- The lure of TV and the computer: Combined with parental safety concerns, this leads to less time spent outdoors in energetic play.
Some other factors that may contribute to weight management problems in children are:
- easy availability of food, especially high-calorie snacks
- parents' attitudes toward food
- using food as a reward or to change behaviors
- lack of exercise
- television watching and snacking
- not knowing how to eat healthfully
- heredity (the size of parents and other family members)
- socioeconomic factors
For children 7 years old and younger
Generally, weight loss is not recommended for babies and young children who are still growing and developing. The goal of treatment for these children is to maintain their weight while they continue to grow taller.
For children older than 7
The most important tools in weight management are diet changes and exercise—and it’s important that parents and the child are ready and willing to make lifestyle changes. Here are some general guidelines that may be used to help your child manage her weight:
Even when dieting, however, calories should not be cut back so much that your adolescent's energy needs are not met. The number of calories your adolescent needs depends primarily on your child’s age, gender and activity level.
What can I do to help with my child’s weight management?
Making weight management family-centered is a good way to help your child achieve her goals. Remember that children model what their parents do.
Some ways that you can help include:
Use activities—rather than food—as a reward for good behavior.
- The goal is to start by maintaining baseline weight, and then add slow changes in eating and exercise to achieve slow weight loss as recommended by your child’s physician.
- At this age, a child or adolescent should follow adult guidelines and limit fat intake.
Eat a variety of foods that are low in calories. Consider that your adolescent needs enough calories to maintain her energy level, but no more than she can burn off. This is called an energy balance.
- If she takes in more calories than she burns, she gains weight.
- If she takes in fewer calories than she burns, she loses weight.
- If she balances the two, she maintains her weight.
- Eat fewer high-fat foods.
- Eat more vegetables and fruits.
- Eat fewer sweets, candy, cookies, chips and sodas.
- Change to skim milk.
- Family walks are inexpensive and work well with younger children.

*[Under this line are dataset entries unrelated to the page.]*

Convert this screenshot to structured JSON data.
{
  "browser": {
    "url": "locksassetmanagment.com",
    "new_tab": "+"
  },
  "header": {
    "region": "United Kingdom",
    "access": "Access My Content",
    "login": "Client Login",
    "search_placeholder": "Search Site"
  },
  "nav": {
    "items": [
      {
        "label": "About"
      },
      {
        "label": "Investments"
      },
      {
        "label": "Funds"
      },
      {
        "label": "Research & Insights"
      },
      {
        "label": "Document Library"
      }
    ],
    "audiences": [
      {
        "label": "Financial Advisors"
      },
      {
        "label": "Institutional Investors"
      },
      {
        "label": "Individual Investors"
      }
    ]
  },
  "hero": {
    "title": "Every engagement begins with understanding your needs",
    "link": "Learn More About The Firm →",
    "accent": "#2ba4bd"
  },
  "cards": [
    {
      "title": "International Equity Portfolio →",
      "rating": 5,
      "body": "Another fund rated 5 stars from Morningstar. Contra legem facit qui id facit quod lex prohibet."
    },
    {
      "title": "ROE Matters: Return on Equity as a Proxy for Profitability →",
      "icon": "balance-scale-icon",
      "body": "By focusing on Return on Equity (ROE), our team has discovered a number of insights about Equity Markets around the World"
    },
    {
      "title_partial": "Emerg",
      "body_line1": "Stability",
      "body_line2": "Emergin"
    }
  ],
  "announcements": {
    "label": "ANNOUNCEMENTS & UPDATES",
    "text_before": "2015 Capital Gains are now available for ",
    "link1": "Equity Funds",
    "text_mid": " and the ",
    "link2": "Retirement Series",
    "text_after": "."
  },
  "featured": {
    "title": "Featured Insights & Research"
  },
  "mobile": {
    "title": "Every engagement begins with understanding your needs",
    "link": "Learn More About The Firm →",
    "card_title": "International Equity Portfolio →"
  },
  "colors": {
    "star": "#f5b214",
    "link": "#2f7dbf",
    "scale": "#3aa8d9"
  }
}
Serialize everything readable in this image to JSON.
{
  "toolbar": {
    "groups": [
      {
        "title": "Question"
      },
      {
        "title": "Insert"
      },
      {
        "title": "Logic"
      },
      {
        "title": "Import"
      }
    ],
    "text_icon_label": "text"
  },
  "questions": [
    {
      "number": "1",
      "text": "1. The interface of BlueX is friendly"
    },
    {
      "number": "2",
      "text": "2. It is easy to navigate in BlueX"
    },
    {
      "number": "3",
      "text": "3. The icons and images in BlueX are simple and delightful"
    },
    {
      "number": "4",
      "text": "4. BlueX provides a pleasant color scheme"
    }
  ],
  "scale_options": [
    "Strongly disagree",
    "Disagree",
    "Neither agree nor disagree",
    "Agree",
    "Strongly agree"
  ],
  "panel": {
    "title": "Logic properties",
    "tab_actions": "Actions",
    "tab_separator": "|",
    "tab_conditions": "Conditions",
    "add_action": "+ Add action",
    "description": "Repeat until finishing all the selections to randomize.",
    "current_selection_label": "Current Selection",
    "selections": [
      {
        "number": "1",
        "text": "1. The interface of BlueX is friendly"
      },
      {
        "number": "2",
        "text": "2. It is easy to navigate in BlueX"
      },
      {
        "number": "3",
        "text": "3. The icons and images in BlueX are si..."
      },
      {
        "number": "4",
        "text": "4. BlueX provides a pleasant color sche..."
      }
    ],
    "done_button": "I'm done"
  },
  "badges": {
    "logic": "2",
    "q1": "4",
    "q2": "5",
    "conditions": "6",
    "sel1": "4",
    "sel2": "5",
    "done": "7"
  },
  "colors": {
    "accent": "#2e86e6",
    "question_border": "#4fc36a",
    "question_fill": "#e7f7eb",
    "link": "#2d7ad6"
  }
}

- When families eat together and keep a "food-safe environment," there’s a greater chance of success.
- Have family meal time and snack times.
- Provide only healthful food for your child to choose from. For example, stock in the refrigerator with apples and yogurt, rather than cookies and pies.
- Involve the entire family in a healthy eating plan, not just your child who is overweight.
- Encourage activities that promote exercise, such as riding a bike, walking or skating.